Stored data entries
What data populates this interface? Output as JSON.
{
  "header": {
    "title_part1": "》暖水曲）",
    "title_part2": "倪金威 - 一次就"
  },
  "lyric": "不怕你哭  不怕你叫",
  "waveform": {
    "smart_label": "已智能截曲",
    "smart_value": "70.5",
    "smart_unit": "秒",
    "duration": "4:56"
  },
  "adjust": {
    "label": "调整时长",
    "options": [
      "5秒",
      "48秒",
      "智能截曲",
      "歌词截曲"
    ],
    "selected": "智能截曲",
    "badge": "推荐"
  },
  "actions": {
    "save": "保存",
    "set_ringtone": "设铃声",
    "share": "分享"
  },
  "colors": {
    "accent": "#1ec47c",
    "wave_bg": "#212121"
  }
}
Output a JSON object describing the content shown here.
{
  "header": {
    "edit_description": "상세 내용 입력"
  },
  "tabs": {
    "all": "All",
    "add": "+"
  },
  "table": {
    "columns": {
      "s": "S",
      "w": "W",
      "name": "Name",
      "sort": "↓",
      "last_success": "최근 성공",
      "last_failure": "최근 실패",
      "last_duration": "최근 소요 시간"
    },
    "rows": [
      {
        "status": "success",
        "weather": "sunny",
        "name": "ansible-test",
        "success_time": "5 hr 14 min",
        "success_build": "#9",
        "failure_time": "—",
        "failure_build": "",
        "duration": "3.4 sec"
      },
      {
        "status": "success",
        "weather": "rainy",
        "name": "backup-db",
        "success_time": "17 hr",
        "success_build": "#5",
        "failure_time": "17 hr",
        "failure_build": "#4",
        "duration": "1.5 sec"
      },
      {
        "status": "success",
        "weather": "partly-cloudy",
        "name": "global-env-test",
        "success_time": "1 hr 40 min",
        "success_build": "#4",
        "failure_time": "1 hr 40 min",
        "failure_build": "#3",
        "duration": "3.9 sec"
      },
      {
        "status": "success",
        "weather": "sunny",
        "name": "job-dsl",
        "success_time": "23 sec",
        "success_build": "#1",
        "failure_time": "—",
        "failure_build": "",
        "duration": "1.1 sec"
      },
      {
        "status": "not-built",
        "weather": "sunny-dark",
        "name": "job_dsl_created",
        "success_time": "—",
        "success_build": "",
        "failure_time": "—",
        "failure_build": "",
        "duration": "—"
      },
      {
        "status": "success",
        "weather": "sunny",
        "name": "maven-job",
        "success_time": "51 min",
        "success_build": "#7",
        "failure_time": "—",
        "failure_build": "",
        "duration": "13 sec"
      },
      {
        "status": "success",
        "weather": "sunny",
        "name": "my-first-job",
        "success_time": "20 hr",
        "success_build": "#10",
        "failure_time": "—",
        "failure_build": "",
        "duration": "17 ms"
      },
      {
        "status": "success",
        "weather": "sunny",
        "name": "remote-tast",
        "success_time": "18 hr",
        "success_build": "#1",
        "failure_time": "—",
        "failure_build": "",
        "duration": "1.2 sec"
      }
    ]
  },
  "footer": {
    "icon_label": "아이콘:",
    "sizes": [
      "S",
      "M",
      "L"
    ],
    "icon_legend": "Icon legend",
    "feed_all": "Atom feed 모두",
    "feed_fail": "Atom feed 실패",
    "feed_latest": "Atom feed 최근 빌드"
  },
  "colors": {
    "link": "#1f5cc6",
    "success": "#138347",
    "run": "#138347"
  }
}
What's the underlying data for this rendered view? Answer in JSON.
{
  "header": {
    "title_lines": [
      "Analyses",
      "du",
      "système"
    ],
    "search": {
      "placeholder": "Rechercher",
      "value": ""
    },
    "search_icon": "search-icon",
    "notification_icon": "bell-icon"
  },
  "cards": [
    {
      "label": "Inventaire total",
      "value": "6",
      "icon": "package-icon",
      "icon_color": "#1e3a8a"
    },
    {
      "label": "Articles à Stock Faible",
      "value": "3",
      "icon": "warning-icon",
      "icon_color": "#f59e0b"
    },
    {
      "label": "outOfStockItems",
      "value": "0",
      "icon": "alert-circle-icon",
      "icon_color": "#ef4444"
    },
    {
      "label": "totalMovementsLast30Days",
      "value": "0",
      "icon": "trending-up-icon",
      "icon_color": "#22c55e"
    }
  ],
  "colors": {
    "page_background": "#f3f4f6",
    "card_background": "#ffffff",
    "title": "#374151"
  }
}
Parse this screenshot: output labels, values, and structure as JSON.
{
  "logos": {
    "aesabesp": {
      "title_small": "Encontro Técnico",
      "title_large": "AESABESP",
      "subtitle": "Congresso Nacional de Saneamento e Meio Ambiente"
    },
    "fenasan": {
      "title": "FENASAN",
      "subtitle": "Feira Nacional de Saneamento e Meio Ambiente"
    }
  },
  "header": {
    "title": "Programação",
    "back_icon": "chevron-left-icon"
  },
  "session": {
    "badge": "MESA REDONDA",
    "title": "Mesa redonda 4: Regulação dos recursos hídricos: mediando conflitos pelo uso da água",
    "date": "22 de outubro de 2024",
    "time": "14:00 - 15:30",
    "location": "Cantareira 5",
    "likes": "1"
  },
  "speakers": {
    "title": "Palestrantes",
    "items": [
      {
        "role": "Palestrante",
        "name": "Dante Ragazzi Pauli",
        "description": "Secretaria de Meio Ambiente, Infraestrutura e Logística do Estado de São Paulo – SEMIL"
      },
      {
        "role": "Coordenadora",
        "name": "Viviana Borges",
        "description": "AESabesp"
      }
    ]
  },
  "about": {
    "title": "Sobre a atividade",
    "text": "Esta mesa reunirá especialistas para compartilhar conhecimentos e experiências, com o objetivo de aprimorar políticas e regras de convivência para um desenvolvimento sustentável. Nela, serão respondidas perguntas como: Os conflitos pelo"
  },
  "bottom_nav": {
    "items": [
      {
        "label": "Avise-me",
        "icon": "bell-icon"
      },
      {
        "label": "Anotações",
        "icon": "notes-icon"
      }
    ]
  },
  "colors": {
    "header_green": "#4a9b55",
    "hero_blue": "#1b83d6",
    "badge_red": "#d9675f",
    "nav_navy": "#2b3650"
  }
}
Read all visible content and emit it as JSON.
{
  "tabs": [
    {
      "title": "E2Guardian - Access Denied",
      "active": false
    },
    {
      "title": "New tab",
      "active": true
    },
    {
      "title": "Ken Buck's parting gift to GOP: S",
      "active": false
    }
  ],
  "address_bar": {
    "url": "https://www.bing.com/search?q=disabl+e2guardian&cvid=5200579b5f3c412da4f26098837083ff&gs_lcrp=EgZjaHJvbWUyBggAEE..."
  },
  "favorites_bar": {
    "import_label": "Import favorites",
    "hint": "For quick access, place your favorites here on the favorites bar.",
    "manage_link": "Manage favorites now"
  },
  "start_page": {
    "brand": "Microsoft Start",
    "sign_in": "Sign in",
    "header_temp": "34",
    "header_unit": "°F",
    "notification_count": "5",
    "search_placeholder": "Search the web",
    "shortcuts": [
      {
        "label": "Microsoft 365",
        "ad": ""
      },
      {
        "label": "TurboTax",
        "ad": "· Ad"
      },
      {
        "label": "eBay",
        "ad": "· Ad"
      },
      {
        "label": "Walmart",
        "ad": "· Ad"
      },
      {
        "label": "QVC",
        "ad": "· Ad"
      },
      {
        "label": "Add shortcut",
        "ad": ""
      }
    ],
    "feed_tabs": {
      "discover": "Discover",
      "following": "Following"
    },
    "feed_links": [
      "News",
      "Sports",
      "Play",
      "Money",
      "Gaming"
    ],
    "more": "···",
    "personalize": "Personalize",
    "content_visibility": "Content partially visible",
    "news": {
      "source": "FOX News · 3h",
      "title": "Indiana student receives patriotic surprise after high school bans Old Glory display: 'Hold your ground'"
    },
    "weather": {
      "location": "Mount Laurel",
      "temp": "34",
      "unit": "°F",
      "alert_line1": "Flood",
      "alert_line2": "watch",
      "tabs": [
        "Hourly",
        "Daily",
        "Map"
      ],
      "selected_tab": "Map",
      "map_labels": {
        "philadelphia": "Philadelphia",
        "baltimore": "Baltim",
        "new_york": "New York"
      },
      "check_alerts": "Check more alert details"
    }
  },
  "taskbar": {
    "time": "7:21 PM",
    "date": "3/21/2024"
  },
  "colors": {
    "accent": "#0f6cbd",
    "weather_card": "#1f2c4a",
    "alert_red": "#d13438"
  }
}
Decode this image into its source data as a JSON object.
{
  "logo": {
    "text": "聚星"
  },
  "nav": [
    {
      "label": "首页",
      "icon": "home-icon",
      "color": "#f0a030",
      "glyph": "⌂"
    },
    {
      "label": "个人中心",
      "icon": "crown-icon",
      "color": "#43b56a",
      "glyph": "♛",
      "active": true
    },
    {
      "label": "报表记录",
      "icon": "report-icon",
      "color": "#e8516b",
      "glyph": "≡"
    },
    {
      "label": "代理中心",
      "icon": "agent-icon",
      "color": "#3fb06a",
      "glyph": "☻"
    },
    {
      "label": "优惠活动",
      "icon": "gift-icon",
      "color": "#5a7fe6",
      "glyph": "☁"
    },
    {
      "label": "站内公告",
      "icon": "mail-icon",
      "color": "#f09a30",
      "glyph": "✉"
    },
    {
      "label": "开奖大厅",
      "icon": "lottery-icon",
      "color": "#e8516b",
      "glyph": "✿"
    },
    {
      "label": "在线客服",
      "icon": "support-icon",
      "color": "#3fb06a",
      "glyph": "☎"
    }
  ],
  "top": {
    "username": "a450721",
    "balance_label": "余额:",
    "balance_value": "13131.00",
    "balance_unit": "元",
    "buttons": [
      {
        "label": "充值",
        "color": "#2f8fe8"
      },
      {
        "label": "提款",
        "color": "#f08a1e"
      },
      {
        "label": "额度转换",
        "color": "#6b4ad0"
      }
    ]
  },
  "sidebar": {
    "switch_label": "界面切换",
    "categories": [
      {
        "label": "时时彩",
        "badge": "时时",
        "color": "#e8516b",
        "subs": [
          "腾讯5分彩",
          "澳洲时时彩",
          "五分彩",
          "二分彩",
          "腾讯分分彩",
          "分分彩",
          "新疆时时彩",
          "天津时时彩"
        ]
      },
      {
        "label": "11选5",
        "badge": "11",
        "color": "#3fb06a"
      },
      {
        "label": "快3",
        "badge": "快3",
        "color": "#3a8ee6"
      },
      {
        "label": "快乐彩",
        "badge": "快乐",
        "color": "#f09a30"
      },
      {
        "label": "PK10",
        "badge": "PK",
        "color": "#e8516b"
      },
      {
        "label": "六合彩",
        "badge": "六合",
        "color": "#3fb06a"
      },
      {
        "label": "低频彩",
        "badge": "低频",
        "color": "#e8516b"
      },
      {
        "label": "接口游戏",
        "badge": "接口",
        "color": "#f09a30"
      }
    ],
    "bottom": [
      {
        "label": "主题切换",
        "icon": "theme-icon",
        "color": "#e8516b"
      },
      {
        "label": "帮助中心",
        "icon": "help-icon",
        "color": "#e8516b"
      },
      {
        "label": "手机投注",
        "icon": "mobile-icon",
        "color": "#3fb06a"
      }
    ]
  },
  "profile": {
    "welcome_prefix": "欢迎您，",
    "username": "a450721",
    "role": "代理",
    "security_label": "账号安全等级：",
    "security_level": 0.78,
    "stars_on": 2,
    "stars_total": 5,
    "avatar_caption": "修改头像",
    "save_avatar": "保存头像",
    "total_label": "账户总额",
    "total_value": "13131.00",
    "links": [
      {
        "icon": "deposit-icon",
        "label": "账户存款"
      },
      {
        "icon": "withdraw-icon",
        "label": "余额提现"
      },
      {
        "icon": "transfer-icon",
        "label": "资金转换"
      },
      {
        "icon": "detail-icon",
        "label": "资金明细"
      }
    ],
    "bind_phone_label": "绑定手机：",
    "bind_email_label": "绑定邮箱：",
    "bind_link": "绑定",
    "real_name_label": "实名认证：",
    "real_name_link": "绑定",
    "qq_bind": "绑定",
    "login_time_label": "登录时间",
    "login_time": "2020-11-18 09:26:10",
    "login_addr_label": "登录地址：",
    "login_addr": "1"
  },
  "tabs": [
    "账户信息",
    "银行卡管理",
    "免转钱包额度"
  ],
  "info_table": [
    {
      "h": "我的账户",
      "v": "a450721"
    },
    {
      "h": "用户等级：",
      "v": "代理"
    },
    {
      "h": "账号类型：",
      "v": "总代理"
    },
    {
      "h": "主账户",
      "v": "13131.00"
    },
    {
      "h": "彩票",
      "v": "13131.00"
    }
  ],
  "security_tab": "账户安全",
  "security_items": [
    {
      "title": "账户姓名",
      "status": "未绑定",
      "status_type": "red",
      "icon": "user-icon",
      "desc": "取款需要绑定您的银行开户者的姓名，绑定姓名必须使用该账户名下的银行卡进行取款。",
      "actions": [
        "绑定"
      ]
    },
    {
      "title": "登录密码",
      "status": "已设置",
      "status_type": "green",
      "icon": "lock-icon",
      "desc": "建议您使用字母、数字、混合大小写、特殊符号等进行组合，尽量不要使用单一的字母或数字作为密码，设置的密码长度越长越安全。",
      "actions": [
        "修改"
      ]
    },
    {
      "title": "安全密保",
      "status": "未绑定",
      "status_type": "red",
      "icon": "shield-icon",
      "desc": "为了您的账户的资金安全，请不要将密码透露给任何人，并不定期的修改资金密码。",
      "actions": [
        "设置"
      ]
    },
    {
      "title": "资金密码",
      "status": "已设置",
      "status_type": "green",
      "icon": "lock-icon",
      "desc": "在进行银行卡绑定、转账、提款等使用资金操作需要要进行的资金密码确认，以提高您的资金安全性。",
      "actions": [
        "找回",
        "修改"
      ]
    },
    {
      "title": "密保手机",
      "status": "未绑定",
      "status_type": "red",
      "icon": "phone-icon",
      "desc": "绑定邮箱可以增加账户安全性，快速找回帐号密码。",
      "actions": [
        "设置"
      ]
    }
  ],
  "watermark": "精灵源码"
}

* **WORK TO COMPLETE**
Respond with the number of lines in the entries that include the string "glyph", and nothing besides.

* **WRITTEN RESPONSE**
8